> The Ex-situ Conservation for Four Chinese Magnolia species
The Ex-situ Conservation for Four Chinese Magnolia species
The family Magnoliaceae is one of the most primitive groups of angiosperms (flowering plants)，which comprises 2 genera and over 300 species mainly distributed throughout southeastern Asia and tropical America. Approximately 2 genera and more than 160 species of Magnoliaceae are found in China, which include 53% species of Magnoliaceae in the world. Southwest and South China including Yunnan, Guangxi, Guangdong, Hainan, Guizhou and their neighbor areas are the center of modern distribution and diversity conservation of Magnoliaceae in the world. China is the country with the richest species of Magnoliaceae all over the world, so it deserves the reputation of “Magnolia Kingdom”. A great deal of ancient anther and magnolioid fossil records suggest that magnolias possibly originated from China.

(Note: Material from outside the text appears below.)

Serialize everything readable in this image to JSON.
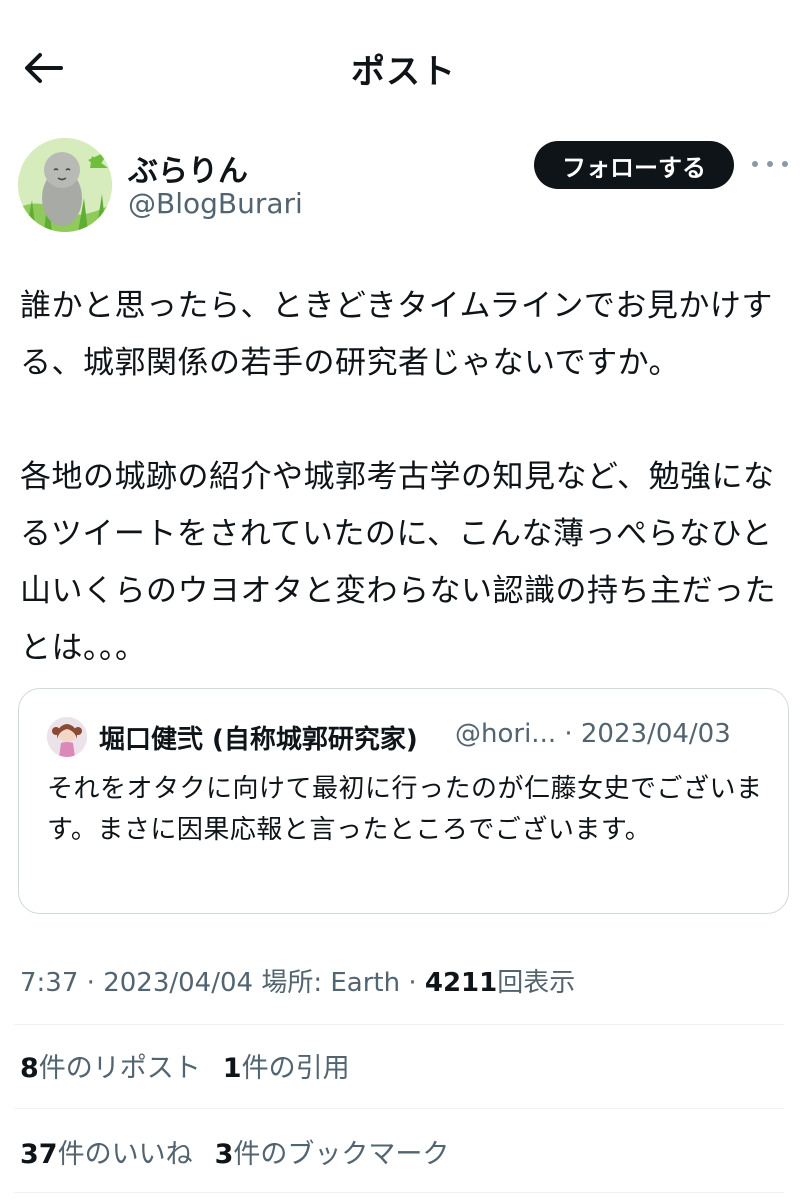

However, due to over-utilization of magnoliaceous plant resource, degradation of natural habitats and decline of natural reproductive ability, many magnoliaceous plants have become endangered and extinct in the wild. More than 30 species of Magnoliaceae were listed in China’s Red Data Book of Endangered Plants as rare and endangered species, 45 species included in the Red List of Magnoliaceae . Magnoliaceae is one of the families which contain the most rare and endangered species in angiosperm. Therefore, in order to conserve the biodiversity, to renew the degraded tropical and subtropical forest-ecosystem and to protect the environment which mankind relies on, it is necessary to conserve the germplasm of magnoliaceous plants, and rescue some rare and endangered species.
So far, the most of Chinese magnolias species have been ex-situ conserved in the botanical garden except for the few, such as Magnolia angustioblonga, M. hebecarpa, M. ingrata, and M. longipedunculata.
According to previous investigation and knowledge, Magnolia angustioblonga (EN) only occurs in Maolan Natural Reserve, Libo County, Guizhou Province. It was estimated that there are about 100 − 200 mature individuals scatteredly remaining. M. hebecarpa (CR) is distributed in forest fragments and along rivers at 300 −1200m altitude in Pingbian County, Yunnan Province. It was estimated that there are about 50 −100 mature individuals scatteredly remaining. M. ingrata (EN) is only distributed in forest fragments at 1300−1800m altitude in Maguan County, Yunnan Province. It was estimated that there are about 30−50 mature individuals scatteredly remaining. All the existing populations of above three species are very small, furthermore it is very rare to see good fruit-bearing. Their distributations are fragmental. M. longipedunculata (DD) is only distributed in evergreen broad-leaved forest at alt. 700−800m altitude in Mt. Nankunshan, Longmen County, Guangdong Province, but there is no sufficient data about the population amount, population scale, and the ecological and biological characteristics. Up to now only one tree has been found. Therefore, we must carry out the field investigation for M. longipedunculata to evaluate its conservation status, and the ex-situ conservation for above four species.
The main objectives of this project are to evaluate the conservation status of Magnolia longipedunculata, and to ex-situ conserve four magnolia species in South China Botanical Garden.
Partner: South China Botanical garden, CAS